● Task to carry out:
Report the number of lines holding "JSON" in the material below, and nothing more.
═══ Data for analysis
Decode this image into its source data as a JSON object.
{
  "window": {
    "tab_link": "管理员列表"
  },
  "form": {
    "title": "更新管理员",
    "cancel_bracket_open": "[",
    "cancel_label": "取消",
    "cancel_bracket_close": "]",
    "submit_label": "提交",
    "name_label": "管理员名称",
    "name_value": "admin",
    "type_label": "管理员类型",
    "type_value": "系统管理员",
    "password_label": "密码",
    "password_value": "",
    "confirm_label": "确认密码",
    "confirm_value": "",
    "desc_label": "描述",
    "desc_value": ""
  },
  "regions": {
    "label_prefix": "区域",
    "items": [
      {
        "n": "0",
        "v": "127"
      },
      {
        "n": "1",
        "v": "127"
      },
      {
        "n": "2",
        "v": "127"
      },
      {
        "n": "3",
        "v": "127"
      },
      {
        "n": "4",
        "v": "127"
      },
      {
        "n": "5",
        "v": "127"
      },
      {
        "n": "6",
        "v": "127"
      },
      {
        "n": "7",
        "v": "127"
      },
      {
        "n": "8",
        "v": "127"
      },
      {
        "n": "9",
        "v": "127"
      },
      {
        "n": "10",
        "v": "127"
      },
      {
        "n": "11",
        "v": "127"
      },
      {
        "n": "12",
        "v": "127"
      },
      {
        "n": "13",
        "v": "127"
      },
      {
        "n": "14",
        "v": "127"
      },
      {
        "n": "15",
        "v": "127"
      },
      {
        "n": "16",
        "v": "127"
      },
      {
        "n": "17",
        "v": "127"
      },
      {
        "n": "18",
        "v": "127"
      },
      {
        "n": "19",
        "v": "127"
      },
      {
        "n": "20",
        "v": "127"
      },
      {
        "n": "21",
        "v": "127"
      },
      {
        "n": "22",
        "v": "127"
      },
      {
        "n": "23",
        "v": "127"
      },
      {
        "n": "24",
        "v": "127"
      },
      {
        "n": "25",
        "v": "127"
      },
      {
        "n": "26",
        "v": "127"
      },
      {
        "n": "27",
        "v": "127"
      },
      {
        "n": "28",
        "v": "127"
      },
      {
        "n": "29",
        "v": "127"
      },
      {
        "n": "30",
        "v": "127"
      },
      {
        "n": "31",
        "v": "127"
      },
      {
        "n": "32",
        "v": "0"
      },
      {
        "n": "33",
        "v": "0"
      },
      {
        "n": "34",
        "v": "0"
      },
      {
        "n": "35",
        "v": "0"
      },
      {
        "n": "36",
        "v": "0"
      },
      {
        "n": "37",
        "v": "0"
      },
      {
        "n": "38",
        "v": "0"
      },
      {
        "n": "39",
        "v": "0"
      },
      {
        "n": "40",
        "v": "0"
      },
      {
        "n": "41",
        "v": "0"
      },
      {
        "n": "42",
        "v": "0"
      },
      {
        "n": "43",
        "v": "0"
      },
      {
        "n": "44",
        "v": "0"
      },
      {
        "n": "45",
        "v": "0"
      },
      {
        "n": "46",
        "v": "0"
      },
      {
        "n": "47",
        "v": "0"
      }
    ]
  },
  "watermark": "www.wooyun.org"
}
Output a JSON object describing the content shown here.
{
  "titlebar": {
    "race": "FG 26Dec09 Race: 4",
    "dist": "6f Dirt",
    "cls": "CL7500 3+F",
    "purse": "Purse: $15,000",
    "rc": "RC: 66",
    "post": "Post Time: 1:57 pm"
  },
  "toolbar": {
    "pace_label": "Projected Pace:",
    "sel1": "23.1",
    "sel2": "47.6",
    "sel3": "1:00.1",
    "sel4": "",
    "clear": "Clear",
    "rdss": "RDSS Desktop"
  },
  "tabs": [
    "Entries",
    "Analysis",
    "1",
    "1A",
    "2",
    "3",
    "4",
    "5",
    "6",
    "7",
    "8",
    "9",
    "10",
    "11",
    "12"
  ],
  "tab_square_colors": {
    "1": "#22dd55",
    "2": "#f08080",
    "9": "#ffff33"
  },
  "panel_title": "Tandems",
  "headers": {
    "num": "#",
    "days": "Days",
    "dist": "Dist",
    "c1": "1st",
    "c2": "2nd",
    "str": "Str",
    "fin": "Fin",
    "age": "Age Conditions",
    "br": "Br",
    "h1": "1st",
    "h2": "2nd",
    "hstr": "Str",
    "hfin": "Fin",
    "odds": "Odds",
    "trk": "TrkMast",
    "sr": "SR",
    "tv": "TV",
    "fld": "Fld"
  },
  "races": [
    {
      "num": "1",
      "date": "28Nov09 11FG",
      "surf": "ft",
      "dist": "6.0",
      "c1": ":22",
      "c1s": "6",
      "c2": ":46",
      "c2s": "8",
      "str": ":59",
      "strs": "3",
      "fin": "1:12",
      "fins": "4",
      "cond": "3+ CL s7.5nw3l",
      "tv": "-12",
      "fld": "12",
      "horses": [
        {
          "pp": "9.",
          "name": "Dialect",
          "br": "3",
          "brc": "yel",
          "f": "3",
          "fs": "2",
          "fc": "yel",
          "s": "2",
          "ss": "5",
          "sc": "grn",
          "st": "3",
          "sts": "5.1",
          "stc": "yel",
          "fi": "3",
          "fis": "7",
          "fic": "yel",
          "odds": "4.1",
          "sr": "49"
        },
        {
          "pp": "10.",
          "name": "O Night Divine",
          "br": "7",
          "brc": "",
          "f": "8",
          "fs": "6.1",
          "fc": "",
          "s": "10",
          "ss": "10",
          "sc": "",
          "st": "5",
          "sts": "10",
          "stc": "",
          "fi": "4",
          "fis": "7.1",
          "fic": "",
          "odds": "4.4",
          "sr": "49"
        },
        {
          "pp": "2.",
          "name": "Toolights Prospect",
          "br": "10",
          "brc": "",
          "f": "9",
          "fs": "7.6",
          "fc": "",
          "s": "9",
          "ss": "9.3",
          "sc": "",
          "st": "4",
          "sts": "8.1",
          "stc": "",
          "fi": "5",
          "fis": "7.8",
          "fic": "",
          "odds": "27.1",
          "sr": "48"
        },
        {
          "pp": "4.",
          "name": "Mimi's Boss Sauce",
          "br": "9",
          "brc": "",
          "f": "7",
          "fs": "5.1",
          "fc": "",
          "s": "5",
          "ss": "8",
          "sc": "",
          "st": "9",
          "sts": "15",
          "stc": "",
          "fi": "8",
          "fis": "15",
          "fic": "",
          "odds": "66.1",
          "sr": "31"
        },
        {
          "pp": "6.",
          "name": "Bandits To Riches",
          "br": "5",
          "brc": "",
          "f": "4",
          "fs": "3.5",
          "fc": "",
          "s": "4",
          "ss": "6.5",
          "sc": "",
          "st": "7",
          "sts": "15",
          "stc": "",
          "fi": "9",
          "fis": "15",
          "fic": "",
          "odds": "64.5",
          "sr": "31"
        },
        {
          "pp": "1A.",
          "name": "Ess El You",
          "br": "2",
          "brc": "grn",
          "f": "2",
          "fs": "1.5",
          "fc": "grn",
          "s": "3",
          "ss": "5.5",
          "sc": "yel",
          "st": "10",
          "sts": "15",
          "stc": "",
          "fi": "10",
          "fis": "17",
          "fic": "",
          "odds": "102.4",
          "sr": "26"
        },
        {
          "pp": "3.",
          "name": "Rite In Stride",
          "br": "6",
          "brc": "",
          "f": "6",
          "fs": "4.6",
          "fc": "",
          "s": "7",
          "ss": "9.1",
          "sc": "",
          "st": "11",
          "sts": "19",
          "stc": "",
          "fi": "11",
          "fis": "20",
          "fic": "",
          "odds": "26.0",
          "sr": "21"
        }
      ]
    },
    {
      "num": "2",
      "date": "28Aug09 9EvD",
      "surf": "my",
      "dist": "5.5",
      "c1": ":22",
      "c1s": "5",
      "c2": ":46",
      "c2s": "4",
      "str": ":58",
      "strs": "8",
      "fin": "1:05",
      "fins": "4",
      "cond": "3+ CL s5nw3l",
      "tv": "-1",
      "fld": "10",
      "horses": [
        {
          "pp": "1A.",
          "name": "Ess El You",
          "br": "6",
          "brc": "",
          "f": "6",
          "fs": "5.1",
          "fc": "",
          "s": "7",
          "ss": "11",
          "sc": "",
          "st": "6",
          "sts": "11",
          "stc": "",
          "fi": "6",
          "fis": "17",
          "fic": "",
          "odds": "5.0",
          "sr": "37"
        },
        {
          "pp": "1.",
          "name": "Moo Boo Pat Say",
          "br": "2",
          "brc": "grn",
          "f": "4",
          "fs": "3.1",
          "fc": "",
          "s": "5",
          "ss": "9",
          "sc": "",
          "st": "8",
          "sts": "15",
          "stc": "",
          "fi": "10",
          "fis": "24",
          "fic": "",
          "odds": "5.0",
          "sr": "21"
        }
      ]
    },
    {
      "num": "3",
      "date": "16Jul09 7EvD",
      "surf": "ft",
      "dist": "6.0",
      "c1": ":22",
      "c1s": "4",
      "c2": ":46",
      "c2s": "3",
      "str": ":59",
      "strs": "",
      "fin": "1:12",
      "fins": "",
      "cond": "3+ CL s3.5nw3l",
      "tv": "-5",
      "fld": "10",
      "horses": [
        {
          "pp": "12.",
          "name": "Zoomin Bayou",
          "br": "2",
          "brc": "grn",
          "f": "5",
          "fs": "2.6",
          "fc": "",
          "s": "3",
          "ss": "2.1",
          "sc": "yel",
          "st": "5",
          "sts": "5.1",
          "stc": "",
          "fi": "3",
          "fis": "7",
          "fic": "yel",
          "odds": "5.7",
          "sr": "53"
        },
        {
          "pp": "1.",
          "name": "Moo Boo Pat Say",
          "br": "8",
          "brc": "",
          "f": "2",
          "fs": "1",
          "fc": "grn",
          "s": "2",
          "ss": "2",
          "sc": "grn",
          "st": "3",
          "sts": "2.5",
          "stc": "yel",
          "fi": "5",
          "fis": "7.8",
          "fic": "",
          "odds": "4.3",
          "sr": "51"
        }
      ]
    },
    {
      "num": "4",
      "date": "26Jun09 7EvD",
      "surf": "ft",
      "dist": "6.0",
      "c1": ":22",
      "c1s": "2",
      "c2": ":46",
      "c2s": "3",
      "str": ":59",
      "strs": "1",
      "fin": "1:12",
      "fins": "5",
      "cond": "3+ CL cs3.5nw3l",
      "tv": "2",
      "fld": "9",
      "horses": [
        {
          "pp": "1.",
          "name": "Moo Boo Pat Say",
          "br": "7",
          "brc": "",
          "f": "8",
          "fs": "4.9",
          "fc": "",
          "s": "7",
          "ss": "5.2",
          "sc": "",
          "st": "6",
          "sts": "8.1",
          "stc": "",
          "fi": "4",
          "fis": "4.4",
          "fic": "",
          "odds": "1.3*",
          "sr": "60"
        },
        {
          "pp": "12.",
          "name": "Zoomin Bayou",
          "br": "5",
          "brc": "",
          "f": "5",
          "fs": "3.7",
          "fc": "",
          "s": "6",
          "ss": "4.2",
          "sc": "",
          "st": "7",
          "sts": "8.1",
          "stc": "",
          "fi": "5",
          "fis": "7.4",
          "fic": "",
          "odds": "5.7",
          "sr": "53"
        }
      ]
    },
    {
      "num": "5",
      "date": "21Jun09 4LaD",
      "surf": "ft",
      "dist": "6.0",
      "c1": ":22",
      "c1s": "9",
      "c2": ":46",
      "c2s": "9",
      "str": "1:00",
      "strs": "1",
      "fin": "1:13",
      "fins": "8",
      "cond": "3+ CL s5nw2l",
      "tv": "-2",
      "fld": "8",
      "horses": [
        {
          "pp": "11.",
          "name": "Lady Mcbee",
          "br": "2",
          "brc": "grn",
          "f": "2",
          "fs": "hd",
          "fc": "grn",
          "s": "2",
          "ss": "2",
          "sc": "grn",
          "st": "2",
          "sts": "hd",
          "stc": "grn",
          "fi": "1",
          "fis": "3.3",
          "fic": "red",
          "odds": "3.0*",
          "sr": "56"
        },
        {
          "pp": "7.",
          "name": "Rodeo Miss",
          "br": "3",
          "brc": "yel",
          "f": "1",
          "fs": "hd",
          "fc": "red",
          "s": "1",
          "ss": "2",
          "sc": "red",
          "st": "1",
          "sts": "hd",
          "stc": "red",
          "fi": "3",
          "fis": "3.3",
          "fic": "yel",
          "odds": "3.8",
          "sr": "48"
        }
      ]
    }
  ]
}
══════
● Final answer:
2